Sailing with Spirit of Bermuda made me privy to a front-to-back and back-to-front coordination system that’s required on a long boat that's not only racing, but relying on a volunteer crew (an essential part of Spirit's business charter is to routinely welcome aboard guests). Success results from communication: defined instruction which originates from the helmsman and is then precisely relayed forward.
As to that chain of command, I perceived two core crew who ‘owned’ portions of the boat and oversaw operations within those sections—for example forward boat to watch staysail trim. Constantly attentive, each was constantly ambulatory in order to receive instruction from the helmsman, front of boat or fellow roving peer. Two additional crew members remained more or less aft to assist with the mainsail, plus observe and remain ready to assist where needed. Also of note was the man calling spinnaker trim, who tended to stand just forward of midship, lee side to keep constant view and line of sight communication with trimmers.

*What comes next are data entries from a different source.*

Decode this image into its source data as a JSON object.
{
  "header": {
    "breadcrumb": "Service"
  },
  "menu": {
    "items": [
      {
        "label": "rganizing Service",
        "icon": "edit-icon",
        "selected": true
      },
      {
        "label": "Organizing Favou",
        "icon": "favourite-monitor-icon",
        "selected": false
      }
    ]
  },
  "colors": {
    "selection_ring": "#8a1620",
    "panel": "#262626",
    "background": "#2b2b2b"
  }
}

A large boat being what it is, not only is it near impossible to find a single spot that offers a clear view of all sails, but conditions can change at any moment. Kempe, a founder who is intimately familiar with the boat, remained on the move while racing—surveying telltales, relaying information between points, talking with guests. And regarding all the guests the day, for the most part each stayed put in his or her station.
It was a treat to observe how the core Spirit of Bermuda team rolled out its education and system of communication to individuals who had likely not sailed together, and possibly had not sailed a boat of this layout.
Sail Plan for Sail Planes
Spirit of Bermuda has three planes of sail (four if you toss up the spinnaker). Each benefits by working in unison and sympatico to one another. To illustrate an aspect of Spirit’s communication plan—there were instances when the helmsman would call out changes in speed (10, 10.1, 10.2) while the mainsail trimmer made adjustments. That call-out not only informed the main trimmer, but alerted the roving crew of sail plan changes aft that would likely necessitate change forward.
About Spirit of Bermuda
The Spirit of Bermuda is a modern-built Bermuda sloop, and replica of a Royal Navy sloop-of-war depicted in a well-known 1831 painting. A type of small sailing ship built in Bermuda between the seventeenth and nineteenth centuries, this vessel was fitted with a gaff rig, a combination of gaff and square rig or a Bermuda rig. These vessels were often used by Bermudian merchants, privateers and seafarers. Unlike the original vessel in the painting, which was likely built almost entirely with Bermuda cedar and a plank-on-frame method of construction, Spirit of Bermuda was constructed using readily-available woods including Douglas fir and teak. She benefited from the modern 'cold-molded' method of wooden boat fabrication. Spirit of Bermuda is 88 feet long, has three masts and carries 4,500 square feet of sail. She is under care of The Bermuda Sloop Foundation.
About The Bermuda Sloop Foundation
The Bermuda Sloop Foundation was founded in 1996 by Malcolm Kirkland, Alan Burland and Jay Kempe. During its first eight years, as the organization continued to grow courtesy donations from the community and patrons, the founders set to work determining the boat’s design. In 2004, Rockport Marine in Rockport, Maine, was contracted to build a ship per the lines of the vessel prominent in an 1831 painting by John Lynn. “Spirit of Bermuda” was completed in August 2006 and sailed to Bermuda in October. She operates both locally and internationally doing sail training cruises. The Bermuda Sloop Foundation has three missions: (1) to support Bermuda’s youth through structured educational programmes on “Spirit of Bermuda”; (2) to foster an appreciation and understanding of Bermuda’s unique maritime history; and (3) to create an icon for the country around which all can unite and celebrate.